Search the records for the string "name", then copy each line where it appears.

→ Input data
◇ ◇ ◇
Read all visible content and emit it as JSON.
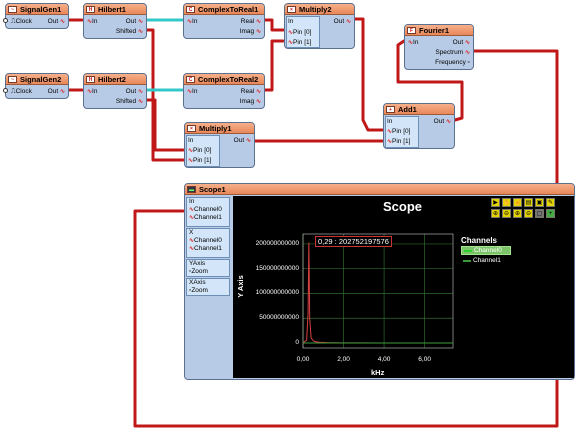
{
  "nodes": {
    "siggen1": {
      "title": "SignalGen1",
      "clock": "Clock",
      "out": "Out"
    },
    "hilbert1": {
      "title": "Hilbert1",
      "in": "In",
      "out": "Out",
      "shifted": "Shifted"
    },
    "ctr1": {
      "title": "ComplexToReal1",
      "in": "In",
      "real": "Real",
      "imag": "Imag"
    },
    "mult2": {
      "title": "Multiply2",
      "in": "In",
      "pin0": "Pin [0]",
      "pin1": "Pin [1]"
    },
    "fourier1": {
      "title": "Fourier1",
      "in": "In",
      "out": "Out",
      "spectrum": "Spectrum",
      "frequency": "Frequency"
    },
    "siggen2": {
      "title": "SignalGen2",
      "clock": "Clock",
      "out": "Out"
    },
    "hilbert2": {
      "title": "Hilbert2",
      "in": "In",
      "out": "Out",
      "shifted": "Shifted"
    },
    "ctr2": {
      "title": "ComplexToReal2",
      "in": "In",
      "real": "Real",
      "imag": "Imag"
    },
    "add1": {
      "title": "Add1",
      "in": "In",
      "out": "Out",
      "pin0": "Pin [0]",
      "pin1": "Pin [1]"
    },
    "mult1": {
      "title": "Multiply1",
      "in": "In",
      "out": "Out",
      "pin0": "Pin [0]",
      "pin1": "Pin [1]"
    }
  },
  "scope": {
    "node_title": "Scope1",
    "in_label": "In",
    "channel0": "Channel0",
    "channel1": "Channel1",
    "x_label": "X",
    "yaxis": "YAxis",
    "zoom": "Zoom",
    "xaxis": "XAxis",
    "title": "Scope",
    "channels_title": "Channels",
    "cursor_label": "0,29 : 202752197576",
    "ylabel": "Y Axis",
    "xlabel": "kHz",
    "ch0_color": "#2bd22b",
    "ch1_color": "#3b9b3b"
  },
  "chart_data": {
    "type": "line",
    "title": "Scope",
    "xlabel": "kHz",
    "ylabel": "Y Axis",
    "xlim": [
      0,
      7.4
    ],
    "ylim": [
      -10000000000,
      220000000000
    ],
    "x_ticks": [
      "0,00",
      "2,00",
      "4,00",
      "6,00"
    ],
    "y_ticks": [
      "0",
      "50000000000",
      "100000000000",
      "150000000000",
      "200000000000"
    ],
    "series": [
      {
        "name": "Channel0",
        "x": [
          0,
          0.18,
          0.25,
          0.29,
          0.33,
          0.4,
          0.55,
          0.8,
          1.2,
          2,
          3,
          4,
          5,
          6,
          7.4
        ],
        "y": [
          0,
          6000000000,
          60000000000,
          202752197576,
          50000000000,
          10000000000,
          3000000000,
          1500000000,
          800000000,
          400000000,
          250000000,
          180000000,
          140000000,
          110000000,
          90000000
        ]
      },
      {
        "name": "Channel1",
        "x": [
          0,
          7.4
        ],
        "y": [
          0,
          0
        ]
      }
    ],
    "grid": true
  }
}
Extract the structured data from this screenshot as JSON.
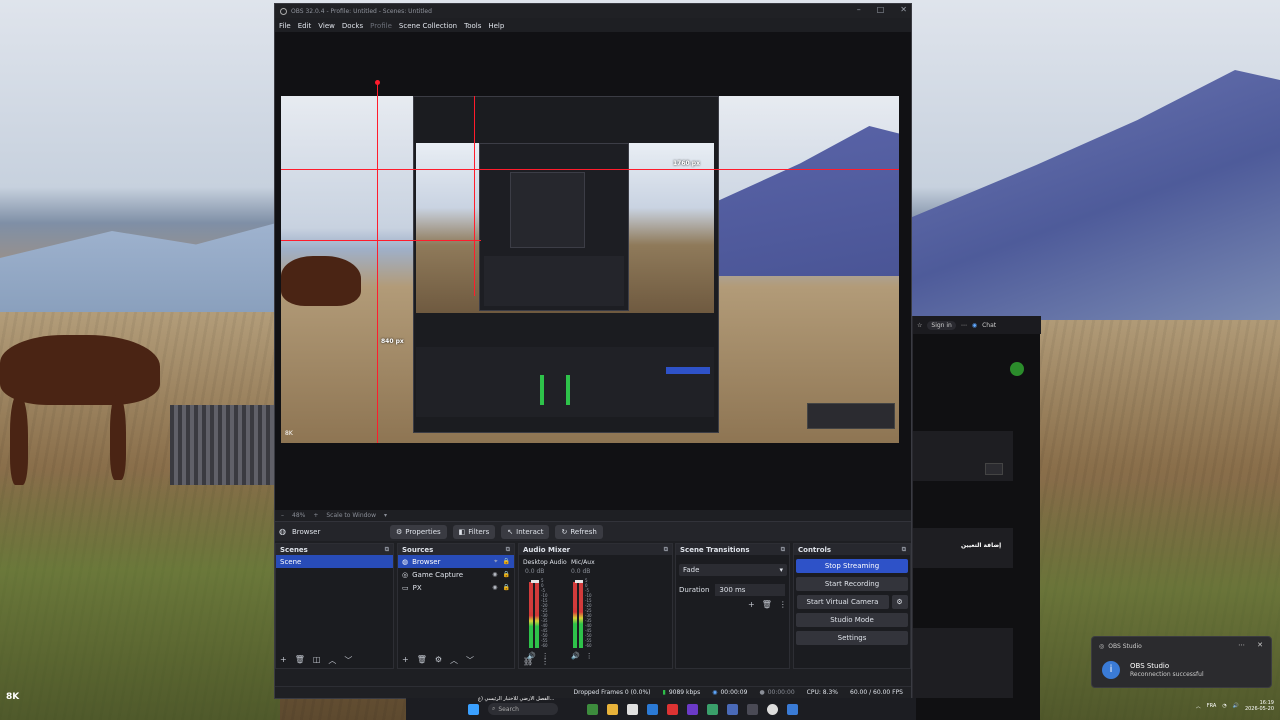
{
  "obs": {
    "title": "OBS 32.0.4 - Profile: Untitled - Scenes: Untitled",
    "menu": [
      "File",
      "Edit",
      "View",
      "Docks",
      "Profile",
      "Scene Collection",
      "Tools",
      "Help"
    ],
    "preview": {
      "px_width": "1760 px",
      "px_height": "840 px",
      "watermark": "8K"
    },
    "zoom": {
      "level": "48%",
      "mode": "Scale to Window"
    },
    "source_bar": {
      "selected": "Browser",
      "properties": "Properties",
      "filters": "Filters",
      "interact": "Interact",
      "refresh": "Refresh"
    },
    "scenes": {
      "title": "Scenes",
      "items": [
        "Scene"
      ]
    },
    "sources": {
      "title": "Sources",
      "items": [
        "Browser",
        "Game Capture",
        "PX"
      ]
    },
    "audio": {
      "title": "Audio Mixer",
      "channels": [
        {
          "name": "Desktop Audio",
          "db": "0.0 dB",
          "level": 0.55
        },
        {
          "name": "Mic/Aux",
          "db": "0.0 dB",
          "level": 0.6
        }
      ],
      "scale": [
        "5",
        "0",
        "-5",
        "-10",
        "-15",
        "-20",
        "-25",
        "-30",
        "-35",
        "-40",
        "-45",
        "-50",
        "-55",
        "-60"
      ]
    },
    "transitions": {
      "title": "Scene Transitions",
      "type": "Fade",
      "duration_label": "Duration",
      "duration": "300 ms"
    },
    "controls": {
      "title": "Controls",
      "stop_streaming": "Stop Streaming",
      "start_recording": "Start Recording",
      "start_virtual_camera": "Start Virtual Camera",
      "studio_mode": "Studio Mode",
      "settings": "Settings"
    },
    "status": {
      "dropped": "Dropped Frames 0 (0.0%)",
      "bitrate": "9089 kbps",
      "stream_time": "00:00:09",
      "rec_time": "00:00:00",
      "cpu": "CPU: 8.3%",
      "fps": "60.00 / 60.00 FPS"
    }
  },
  "desktop": {
    "watermark": "8K",
    "browser": {
      "sign_in": "Sign in",
      "chat": "Chat",
      "arabic_button": "إضافة التعيين"
    }
  },
  "taskbar": {
    "search": "Search",
    "news": "الفصل الارضي للاختبار الرئيسي (ع..."
  },
  "notification": {
    "app": "OBS Studio",
    "title": "OBS Studio",
    "message": "Reconnection successful"
  },
  "tray": {
    "lang": "FRA",
    "time": "16:19",
    "date": "2026-05-20"
  },
  "colors": {
    "accent": "#2e52c8",
    "guide": "#ff1c2c",
    "meter_green": "#2ec24a"
  }
}
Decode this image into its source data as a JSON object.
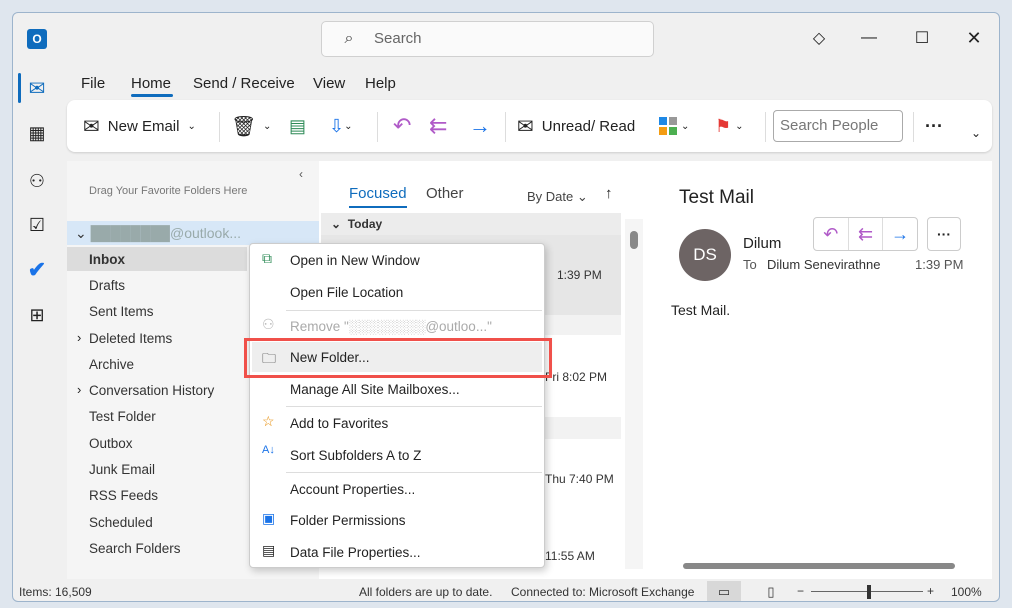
{
  "search": {
    "placeholder": "Search"
  },
  "menu_tabs": [
    "File",
    "Home",
    "Send / Receive",
    "View",
    "Help"
  ],
  "ribbon": {
    "new_email": "New Email",
    "unread_read": "Unread/ Read",
    "search_people": "Search People"
  },
  "folders": {
    "hint": "Drag Your Favorite Folders Here",
    "account": "████████@outlook...",
    "items": [
      "Inbox",
      "Drafts",
      "Sent Items",
      "Deleted Items",
      "Archive",
      "Conversation History",
      "Test Folder",
      "Outbox",
      "Junk Email",
      "RSS Feeds",
      "Scheduled",
      "Search Folders"
    ]
  },
  "list": {
    "tab_focused": "Focused",
    "tab_other": "Other",
    "sort": "By Date",
    "group_today": "Today",
    "times": [
      "1:39 PM",
      "Fri 8:02 PM",
      "Thu 7:40 PM",
      "11:55 AM"
    ]
  },
  "reading": {
    "subject": "Test Mail",
    "initials": "DS",
    "sender": "Dilum",
    "to_label": "To",
    "recipient": "Dilum Senevirathne",
    "time": "1:39 PM",
    "body": "Test Mail."
  },
  "context_menu": {
    "open_new_window": "Open in New Window",
    "open_file_location": "Open File Location",
    "remove": "Remove \"░░░░░░░░@outloo...\"",
    "new_folder": "New Folder...",
    "manage_mailboxes": "Manage All Site Mailboxes...",
    "add_favorites": "Add to Favorites",
    "sort_subfolders": "Sort Subfolders A to Z",
    "account_properties": "Account Properties...",
    "folder_permissions": "Folder Permissions",
    "data_file_properties": "Data File Properties..."
  },
  "status": {
    "items": "Items: 16,509",
    "sync": "All folders are up to date.",
    "connection": "Connected to: Microsoft Exchange",
    "zoom": "100%"
  },
  "colors": {
    "accent": "#0f6cbd",
    "highlight": "#f0504a"
  }
}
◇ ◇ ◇
→ Written reply
        "name": "Channel0",
        "name": "Channel1",
          "name": "Desktop Audio",
          "name": "Mic/Aux",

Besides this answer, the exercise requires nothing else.